■ **About this task**
Begin your copy at the line that contains "Give me the" and carry it on, exactly, to the last line of the material below.

■ **The records**
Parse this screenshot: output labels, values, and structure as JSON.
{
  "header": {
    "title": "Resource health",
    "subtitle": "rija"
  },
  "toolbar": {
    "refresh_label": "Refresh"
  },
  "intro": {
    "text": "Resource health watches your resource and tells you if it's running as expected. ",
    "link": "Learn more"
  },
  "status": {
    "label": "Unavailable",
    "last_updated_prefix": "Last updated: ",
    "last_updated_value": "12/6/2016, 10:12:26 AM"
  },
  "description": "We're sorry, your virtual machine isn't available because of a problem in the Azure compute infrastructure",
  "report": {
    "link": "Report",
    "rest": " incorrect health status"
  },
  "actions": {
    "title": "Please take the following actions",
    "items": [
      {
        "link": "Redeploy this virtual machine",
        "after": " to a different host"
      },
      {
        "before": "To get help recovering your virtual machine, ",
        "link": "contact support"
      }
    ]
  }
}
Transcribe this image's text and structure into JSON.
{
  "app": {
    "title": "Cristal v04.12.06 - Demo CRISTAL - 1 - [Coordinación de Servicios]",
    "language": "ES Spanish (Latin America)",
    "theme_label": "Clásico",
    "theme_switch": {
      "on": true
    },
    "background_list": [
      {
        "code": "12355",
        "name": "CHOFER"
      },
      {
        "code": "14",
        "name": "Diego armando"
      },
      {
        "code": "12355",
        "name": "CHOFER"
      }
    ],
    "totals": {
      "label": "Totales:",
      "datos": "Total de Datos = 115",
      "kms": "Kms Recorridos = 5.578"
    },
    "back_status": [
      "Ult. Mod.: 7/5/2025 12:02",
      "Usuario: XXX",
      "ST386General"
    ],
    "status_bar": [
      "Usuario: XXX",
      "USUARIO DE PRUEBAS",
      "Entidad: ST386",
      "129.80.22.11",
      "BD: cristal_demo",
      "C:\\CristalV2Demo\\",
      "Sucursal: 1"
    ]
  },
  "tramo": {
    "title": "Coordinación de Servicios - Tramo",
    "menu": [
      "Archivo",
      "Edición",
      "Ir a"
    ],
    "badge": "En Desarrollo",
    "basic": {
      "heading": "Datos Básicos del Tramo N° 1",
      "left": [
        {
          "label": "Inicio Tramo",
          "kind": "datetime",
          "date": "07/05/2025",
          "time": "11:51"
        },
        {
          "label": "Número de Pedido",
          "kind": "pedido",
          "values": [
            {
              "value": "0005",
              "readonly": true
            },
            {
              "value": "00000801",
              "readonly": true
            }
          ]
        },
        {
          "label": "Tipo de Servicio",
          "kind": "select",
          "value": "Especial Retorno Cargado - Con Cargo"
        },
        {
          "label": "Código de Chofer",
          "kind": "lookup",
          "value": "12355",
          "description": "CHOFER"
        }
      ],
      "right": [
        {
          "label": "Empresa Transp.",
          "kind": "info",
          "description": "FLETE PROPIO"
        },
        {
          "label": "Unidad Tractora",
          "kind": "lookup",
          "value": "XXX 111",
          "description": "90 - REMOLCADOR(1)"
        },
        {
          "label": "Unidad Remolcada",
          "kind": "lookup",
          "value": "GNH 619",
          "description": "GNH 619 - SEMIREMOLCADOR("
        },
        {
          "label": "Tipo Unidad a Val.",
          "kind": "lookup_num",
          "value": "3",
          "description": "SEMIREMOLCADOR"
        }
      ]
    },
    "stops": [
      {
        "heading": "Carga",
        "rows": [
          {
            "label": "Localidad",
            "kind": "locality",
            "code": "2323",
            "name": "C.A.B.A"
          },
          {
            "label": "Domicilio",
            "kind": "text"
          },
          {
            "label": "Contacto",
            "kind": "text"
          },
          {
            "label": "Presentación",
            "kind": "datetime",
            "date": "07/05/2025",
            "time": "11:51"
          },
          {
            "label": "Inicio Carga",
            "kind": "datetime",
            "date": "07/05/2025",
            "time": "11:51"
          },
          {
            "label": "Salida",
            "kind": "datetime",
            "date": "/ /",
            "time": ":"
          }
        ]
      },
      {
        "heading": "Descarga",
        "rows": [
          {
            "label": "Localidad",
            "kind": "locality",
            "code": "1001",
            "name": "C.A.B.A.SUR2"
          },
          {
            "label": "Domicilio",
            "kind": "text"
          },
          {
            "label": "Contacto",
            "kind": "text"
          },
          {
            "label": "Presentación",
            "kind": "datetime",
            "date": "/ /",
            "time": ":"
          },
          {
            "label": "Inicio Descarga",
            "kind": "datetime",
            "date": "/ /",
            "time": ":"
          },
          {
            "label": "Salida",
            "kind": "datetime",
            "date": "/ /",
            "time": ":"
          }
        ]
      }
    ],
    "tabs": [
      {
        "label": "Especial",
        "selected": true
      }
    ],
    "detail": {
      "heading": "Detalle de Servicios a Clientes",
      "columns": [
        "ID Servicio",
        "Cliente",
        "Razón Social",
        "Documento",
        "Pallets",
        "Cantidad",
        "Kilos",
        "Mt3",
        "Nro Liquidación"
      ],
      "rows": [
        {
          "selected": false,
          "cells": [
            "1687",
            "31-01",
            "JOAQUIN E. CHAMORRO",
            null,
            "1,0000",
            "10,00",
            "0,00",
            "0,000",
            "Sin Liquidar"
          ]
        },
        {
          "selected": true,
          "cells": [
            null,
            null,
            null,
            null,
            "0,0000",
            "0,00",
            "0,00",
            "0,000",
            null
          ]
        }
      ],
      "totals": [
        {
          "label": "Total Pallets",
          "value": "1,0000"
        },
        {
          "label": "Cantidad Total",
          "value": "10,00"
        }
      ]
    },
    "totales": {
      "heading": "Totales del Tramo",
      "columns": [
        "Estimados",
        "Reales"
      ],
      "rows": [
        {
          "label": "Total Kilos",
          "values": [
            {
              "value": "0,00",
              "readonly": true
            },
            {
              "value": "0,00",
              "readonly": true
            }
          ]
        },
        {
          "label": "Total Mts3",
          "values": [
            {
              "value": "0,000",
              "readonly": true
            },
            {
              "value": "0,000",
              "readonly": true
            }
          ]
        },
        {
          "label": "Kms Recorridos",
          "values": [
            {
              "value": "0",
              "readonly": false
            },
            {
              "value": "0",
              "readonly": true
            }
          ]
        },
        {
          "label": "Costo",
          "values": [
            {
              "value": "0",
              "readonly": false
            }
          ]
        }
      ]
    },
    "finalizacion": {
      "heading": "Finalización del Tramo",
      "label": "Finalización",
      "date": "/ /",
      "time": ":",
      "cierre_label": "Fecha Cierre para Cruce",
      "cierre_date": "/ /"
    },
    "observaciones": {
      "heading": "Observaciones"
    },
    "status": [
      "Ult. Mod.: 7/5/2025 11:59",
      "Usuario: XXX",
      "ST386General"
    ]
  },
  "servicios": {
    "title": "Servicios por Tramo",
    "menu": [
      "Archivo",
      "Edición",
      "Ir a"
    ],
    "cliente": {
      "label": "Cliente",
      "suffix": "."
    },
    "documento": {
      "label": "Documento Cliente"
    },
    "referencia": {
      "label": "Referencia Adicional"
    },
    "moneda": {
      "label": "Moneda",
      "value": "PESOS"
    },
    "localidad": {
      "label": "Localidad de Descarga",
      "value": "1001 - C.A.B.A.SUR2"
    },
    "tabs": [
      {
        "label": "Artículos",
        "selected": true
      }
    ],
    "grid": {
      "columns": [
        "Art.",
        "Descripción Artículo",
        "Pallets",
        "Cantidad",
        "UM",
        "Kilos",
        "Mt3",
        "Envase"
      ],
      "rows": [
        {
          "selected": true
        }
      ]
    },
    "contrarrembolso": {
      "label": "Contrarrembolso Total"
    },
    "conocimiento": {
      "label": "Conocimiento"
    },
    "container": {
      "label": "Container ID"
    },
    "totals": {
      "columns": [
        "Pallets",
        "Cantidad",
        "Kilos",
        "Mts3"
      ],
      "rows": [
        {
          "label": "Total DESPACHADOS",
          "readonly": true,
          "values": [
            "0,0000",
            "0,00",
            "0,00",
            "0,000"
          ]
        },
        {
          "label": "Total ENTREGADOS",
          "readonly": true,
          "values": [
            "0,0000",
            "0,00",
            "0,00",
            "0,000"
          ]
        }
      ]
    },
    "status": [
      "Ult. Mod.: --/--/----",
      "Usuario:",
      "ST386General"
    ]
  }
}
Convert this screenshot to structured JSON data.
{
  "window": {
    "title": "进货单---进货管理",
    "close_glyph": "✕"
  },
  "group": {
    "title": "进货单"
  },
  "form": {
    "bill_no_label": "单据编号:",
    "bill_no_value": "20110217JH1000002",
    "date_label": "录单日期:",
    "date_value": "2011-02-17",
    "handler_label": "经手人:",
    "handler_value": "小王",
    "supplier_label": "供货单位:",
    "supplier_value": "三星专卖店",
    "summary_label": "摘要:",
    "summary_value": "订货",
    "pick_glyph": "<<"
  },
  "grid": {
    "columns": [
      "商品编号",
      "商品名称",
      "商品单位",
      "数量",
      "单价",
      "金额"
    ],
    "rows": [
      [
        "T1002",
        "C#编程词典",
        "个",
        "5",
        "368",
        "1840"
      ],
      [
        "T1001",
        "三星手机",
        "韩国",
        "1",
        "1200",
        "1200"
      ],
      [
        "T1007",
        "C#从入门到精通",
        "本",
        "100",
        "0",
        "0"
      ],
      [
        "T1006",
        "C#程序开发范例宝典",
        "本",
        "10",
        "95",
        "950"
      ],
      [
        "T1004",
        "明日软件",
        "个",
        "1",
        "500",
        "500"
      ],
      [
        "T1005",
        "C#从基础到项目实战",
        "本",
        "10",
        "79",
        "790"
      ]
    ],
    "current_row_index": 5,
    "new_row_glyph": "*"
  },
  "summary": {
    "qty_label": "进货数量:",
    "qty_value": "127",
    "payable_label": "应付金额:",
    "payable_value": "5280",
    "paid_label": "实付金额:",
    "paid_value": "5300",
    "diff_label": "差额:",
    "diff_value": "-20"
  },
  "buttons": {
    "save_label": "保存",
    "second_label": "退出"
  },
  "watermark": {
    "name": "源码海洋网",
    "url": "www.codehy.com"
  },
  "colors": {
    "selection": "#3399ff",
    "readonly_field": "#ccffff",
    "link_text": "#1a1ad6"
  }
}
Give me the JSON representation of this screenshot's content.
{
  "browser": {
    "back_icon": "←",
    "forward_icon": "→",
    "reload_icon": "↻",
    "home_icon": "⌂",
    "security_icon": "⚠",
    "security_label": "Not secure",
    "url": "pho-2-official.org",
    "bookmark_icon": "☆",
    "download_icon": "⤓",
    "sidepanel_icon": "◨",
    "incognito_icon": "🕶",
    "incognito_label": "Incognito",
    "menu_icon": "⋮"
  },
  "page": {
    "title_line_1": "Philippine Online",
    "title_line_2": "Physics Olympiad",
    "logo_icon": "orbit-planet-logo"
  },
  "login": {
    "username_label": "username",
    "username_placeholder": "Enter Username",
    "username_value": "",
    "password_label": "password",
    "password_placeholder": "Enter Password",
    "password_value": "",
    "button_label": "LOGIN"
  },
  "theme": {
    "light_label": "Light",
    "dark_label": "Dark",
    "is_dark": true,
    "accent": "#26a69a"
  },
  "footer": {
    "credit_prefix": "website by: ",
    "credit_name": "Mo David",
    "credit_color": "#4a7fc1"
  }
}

■ **Your response**
Give me the JSON representation of this screenshot's content.
{
  "browser": {
    "back_icon": "←",
    "forward_icon": "→",
    "reload_icon": "↻",
    "home_icon": "⌂",
    "security_icon": "⚠",
    "security_label": "Not secure",
    "url": "pho-2-official.org",
    "bookmark_icon": "☆",
    "download_icon": "⤓",
    "sidepanel_icon": "◨",
    "incognito_icon": "🕶",
    "incognito_label": "Incognito",
    "menu_icon": "⋮"
  },
  "page": {
    "title_line_1": "Philippine Online",
    "title_line_2": "Physics Olympiad",
    "logo_icon": "orbit-planet-logo"
  },
  "login": {
    "username_label": "username",
    "username_placeholder": "Enter Username",
    "username_value": "",
    "password_label": "password",
    "password_placeholder": "Enter Password",
    "password_value": "",
    "button_label": "LOGIN"
  },
  "theme": {
    "light_label": "Light",
    "dark_label": "Dark",
    "is_dark": true,
    "accent": "#26a69a"
  },
  "footer": {
    "credit_prefix": "website by: ",
    "credit_name": "Mo David",
    "credit_color": "#4a7fc1"
  }
}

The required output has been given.